3 Keys to a Well-Balanced Workout

Pilates, Barre, Crossfit, Spin — the range of workout trends and options is ever-growing. Whether you’re on board with the latest craze, or you rely on your own tried-and-true plan, there are three important components of a well-rounded workout strategy. Read on to determine where your regimen falls.

Cardiovascular Exercise: aka: “Cardio”
The term “cardio” is thrown around alot, but its importance shouldn’t be underestimated. Cardiovascular exercise is any activity that raises your heart rate for 20 minutes or longer. Biking, walking, running, swimming laps, using an elliptical or stationary bike — they all fit into this category.

Regularly scheduled cardio can benefit you from head to toe. It burns calories and fat, helps strengthen your heart, decreases the chance of a stroke, helps control blood sugar, boosts your mood and improves sleep. The American Heart Association recommends at least 30 minutes of moderate intensity cardio a minimum of five times each week.

Strength Training
Strength training is any activity where muscles are worked using external weight, like free weights or kettlebells, or one’s own body weight, such as with push-ups or yoga. Strength training helps you develop strong bones and manage chronic conditions you may face.

The Centers for Disease Control recommend muscle-strengthening exercises at least twice a week. These may include traditional activities that don’t require equipment, like abdominal crunches and leg squats (with your body weight), as well as equipment-based moves. Intense interval training programs like Crossfit and HIIT also fall into the strength training category.


Rest and Recover
You can go hard on each and every workout, but people tend to forget that we have an adaptive response to workouts. Working out literally break the body down. The body responds by recovering and adapting to be better prepared for another workout (breakdown), BUT if the body isn’t given the chance to rest and recuperate, you will continue to break down; and that’s the definition of overtraining. So, enjoy occasional rest days, and add active recovery to your schedule. Whether it’s a restorative yoga class or a relaxing walk around the neighborhood, the low-impact activity can help your mind and body recoup from taxing workouts.

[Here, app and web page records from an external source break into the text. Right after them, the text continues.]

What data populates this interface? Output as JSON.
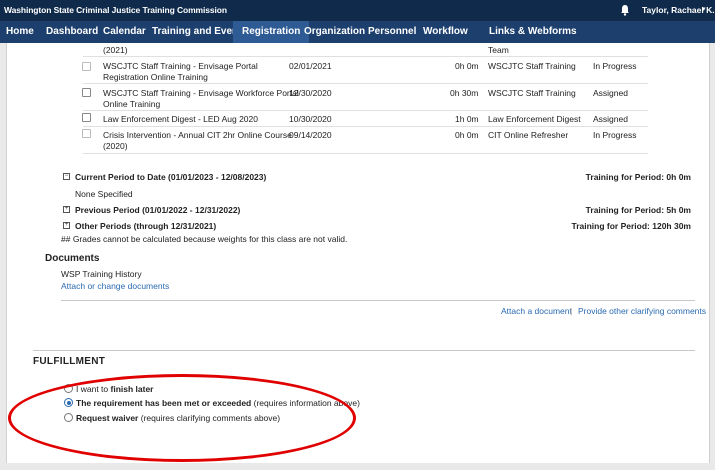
{
  "topbar": {
    "org": "Washington State Criminal Justice Training Commission",
    "user": "Taylor, Rachael K.",
    "caret": "▾"
  },
  "nav": [
    "Home",
    "Dashboard",
    "Calendar",
    "Training and Events",
    "Registration",
    "Organization",
    "Personnel",
    "Workflow",
    "Links & Webforms"
  ],
  "table": {
    "partial_top": {
      "title": "(2021)",
      "category": "Team"
    },
    "rows": [
      {
        "title_line1": "WSCJTC Staff Training - Envisage Portal",
        "title_line2": "Registration Online Training",
        "date": "02/01/2021",
        "hours": "0h 0m",
        "category": "WSCJTC Staff Training",
        "status": "In Progress"
      },
      {
        "title_line1": "WSCJTC Staff Training - Envisage Workforce Portal",
        "title_line2": "Online Training",
        "date": "12/30/2020",
        "hours": "0h 30m",
        "category": "WSCJTC Staff Training",
        "status": "Assigned"
      },
      {
        "title_line1": "Law Enforcement Digest - LED Aug 2020",
        "title_line2": "",
        "date": "10/30/2020",
        "hours": "1h 0m",
        "category": "Law Enforcement Digest",
        "status": "Assigned"
      },
      {
        "title_line1": "Crisis Intervention - Annual CIT 2hr Online Course",
        "title_line2": "(2020)",
        "date": "09/14/2020",
        "hours": "0h 0m",
        "category": "CIT Online Refresher",
        "status": "In Progress"
      }
    ]
  },
  "periods": {
    "current": {
      "label": "Current Period to Date (01/01/2023 - 12/08/2023)",
      "training": "Training for Period: 0h 0m",
      "toggle": "−"
    },
    "none": "None Specified",
    "previous": {
      "label": "Previous Period (01/01/2022 - 12/31/2022)",
      "training": "Training for Period: 5h 0m",
      "toggle": "+"
    },
    "other": {
      "label": "Other Periods (through 12/31/2021)",
      "training": "Training for Period: 120h 30m",
      "toggle": "+"
    },
    "note": "## Grades cannot be calculated because weights for this class are not valid."
  },
  "documents": {
    "heading": "Documents",
    "item": "WSP Training History",
    "attach_change": "Attach or change documents",
    "attach_doc": "Attach a document",
    "sep": "|",
    "clarify": "Provide other clarifying comments"
  },
  "fulfillment": {
    "heading": "FULFILLMENT",
    "opt1_pre": "I want to ",
    "opt1_bold": "finish later",
    "opt2_bold": "The requirement has been met or exceeded",
    "opt2_rest": " (requires information above)",
    "opt3_bold": "Request waiver",
    "opt3_rest": " (requires clarifying comments above)"
  },
  "colors": {
    "topbar": "#0f2a4a",
    "nav": "#1c3f6e",
    "nav_active": "#2f5b94",
    "link": "#2a6ab2",
    "highlight": "#e00000"
  }
}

Paige Clarke
Paige Clarke
I am a passionate advocate for healthy living and self-care empowerment. My mission as a Holistic Practitioner, Coach and Pod Cast Co-Host is to enlighten others with information, tips, tools and techniques that motivate and inspire anyone- at any age- to live longer stronger healthier and wealthier. Connect at Paige@PaigeClarke.com